▶ **Dataset records**
- - - -
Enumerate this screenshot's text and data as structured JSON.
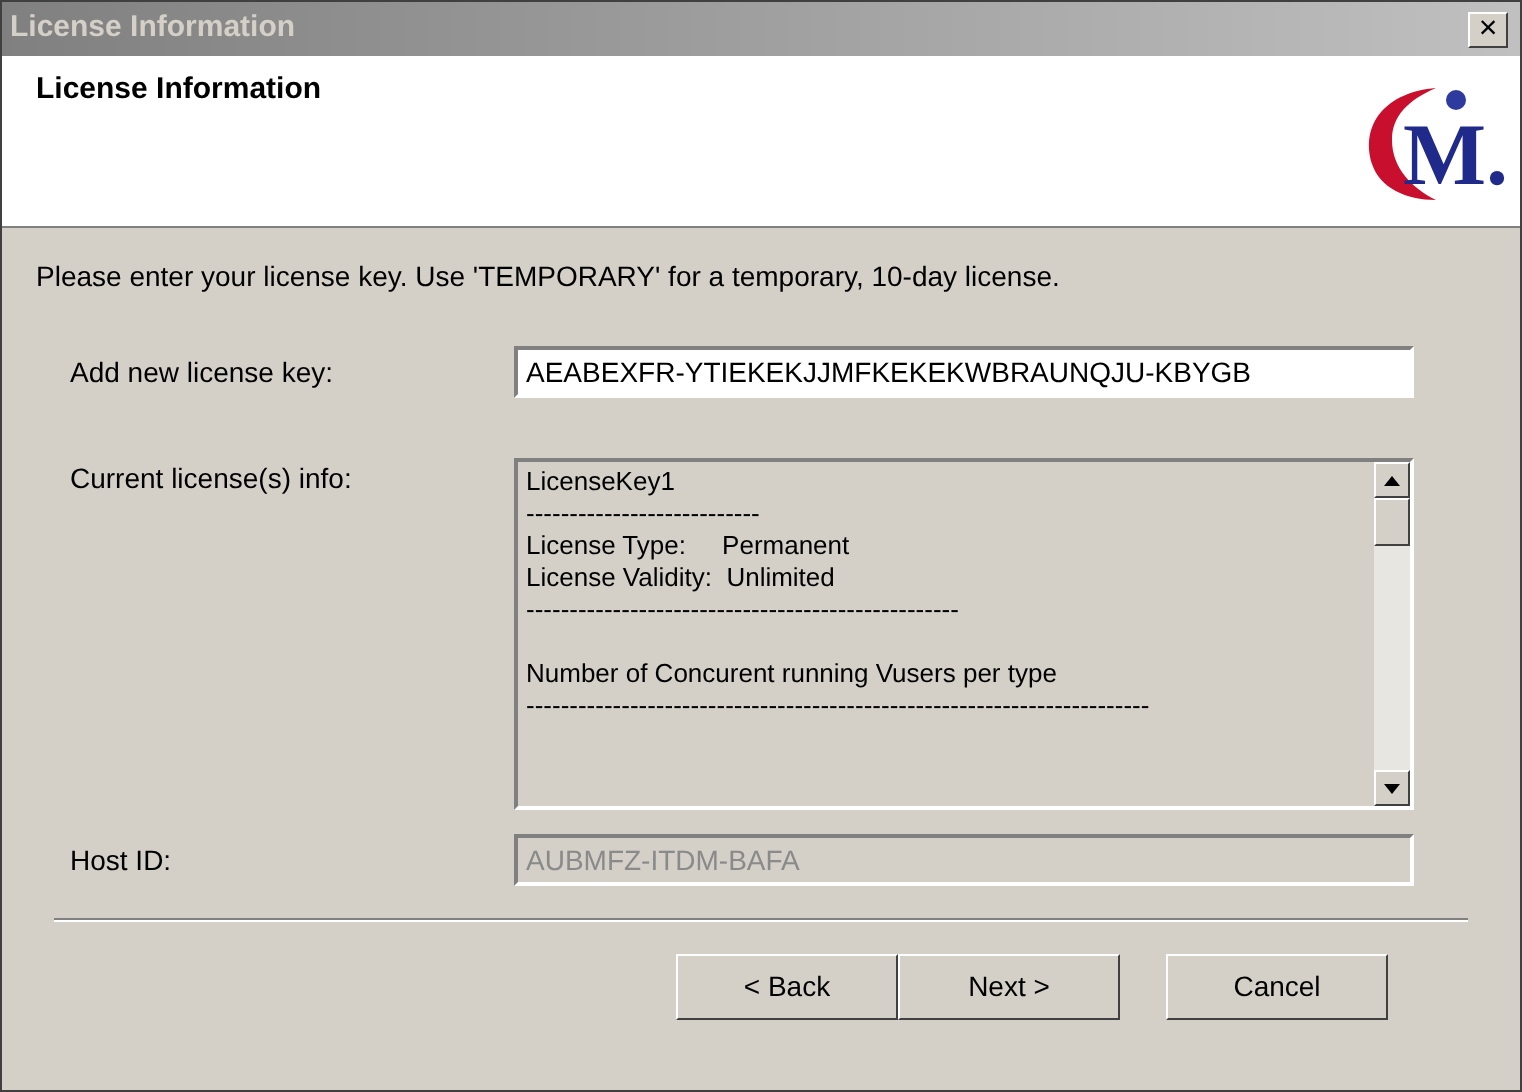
{
  "window": {
    "title": "License Information",
    "close": "×",
    "active": false
  },
  "header": {
    "title": "License Information",
    "logo": "M."
  },
  "instruction": "Please enter your license key. Use 'TEMPORARY' for a temporary, 10-day license.",
  "fields": [
    {
      "kind": "input",
      "label": "Add new license key:",
      "value": "AEABEXFR-YTIEKEKJJMFKEKEKWBRAUNQJU-KBYGB",
      "disabled": false
    },
    {
      "kind": "textarea",
      "label": "Current license(s) info:",
      "lines": [
        {
          "kind": "text",
          "text": "LicenseKey1"
        },
        {
          "kind": "text",
          "text": "---------------------------"
        },
        {
          "kind": "text",
          "text": "License Type:     Permanent"
        },
        {
          "kind": "text",
          "text": "License Validity:  Unlimited"
        },
        {
          "kind": "text",
          "text": "--------------------------------------------------"
        },
        {
          "kind": "blank"
        },
        {
          "kind": "text",
          "text": "Number of Concurent running Vusers per type"
        },
        {
          "kind": "text",
          "text": "------------------------------------------------------------------------"
        }
      ]
    },
    {
      "kind": "input",
      "label": "Host ID:",
      "value": "AUBMFZ-ITDM-BAFA",
      "disabled": true
    }
  ],
  "buttons": [
    {
      "label": "< Back",
      "kind": "nav"
    },
    {
      "label": "Next >",
      "kind": "nav"
    },
    {
      "label": "Cancel",
      "kind": "cancel"
    }
  ]
}
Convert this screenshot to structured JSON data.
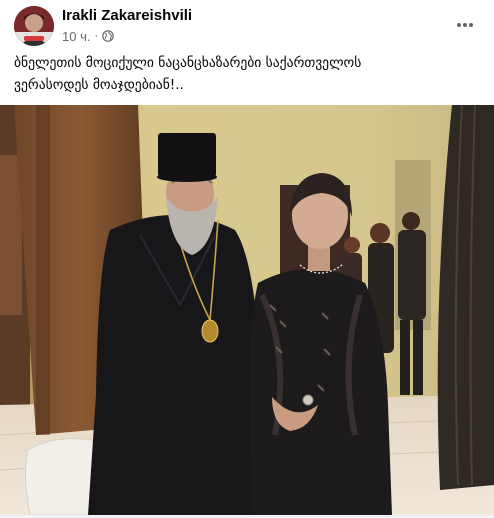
{
  "post": {
    "author": "Irakli Zakareishvili",
    "time": "10 ч.",
    "privacy_icon": "globe-icon",
    "more_icon": "more-options-icon",
    "text_line1": "ბნელეთის მოციქული ნაცანცხაზარები საქართველოს",
    "text_line2": "ვერასოდეს მოაჯდებიან!.."
  },
  "colors": {
    "author_text": "#050505",
    "meta_text": "#65676b",
    "wall": "#cdbe86",
    "floor": "#e9dccd"
  }
}
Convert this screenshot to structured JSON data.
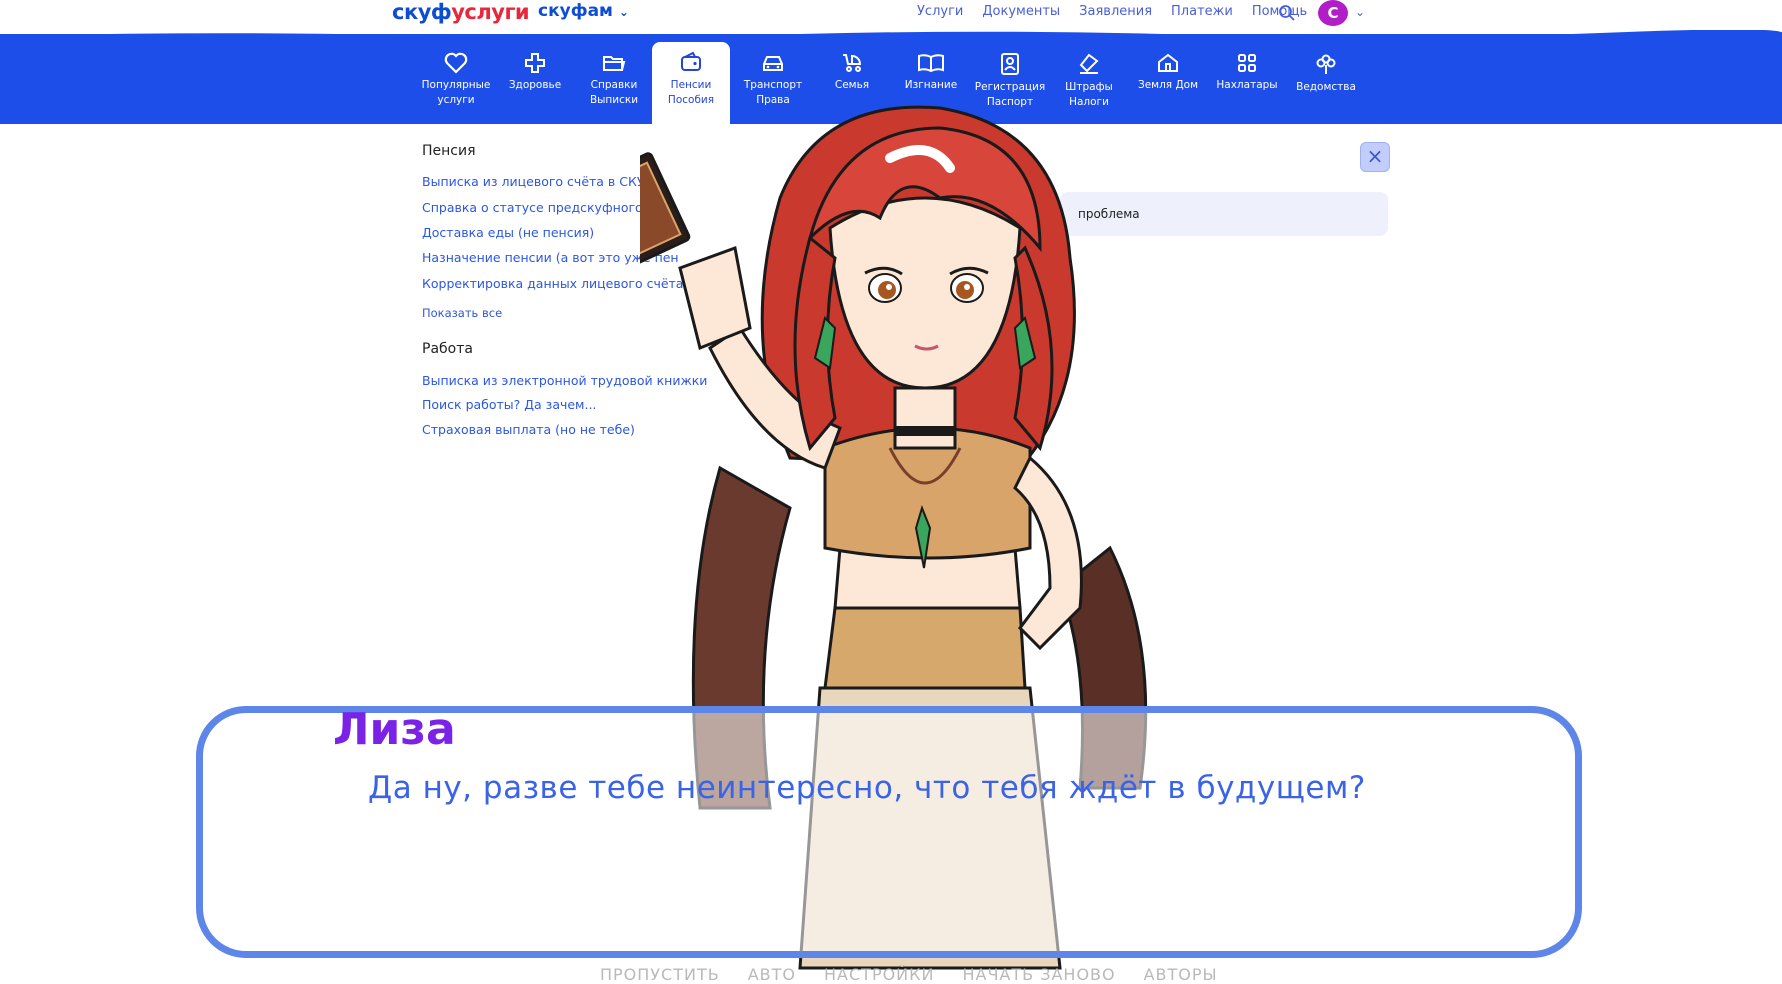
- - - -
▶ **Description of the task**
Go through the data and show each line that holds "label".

▶ **Finished task**
      "label": "Add new license key:",
      "label": "Current license(s) info:",
      "label": "Host ID:",
      "label": "< Back",
      "label": "Next >",
      "label": "Cancel",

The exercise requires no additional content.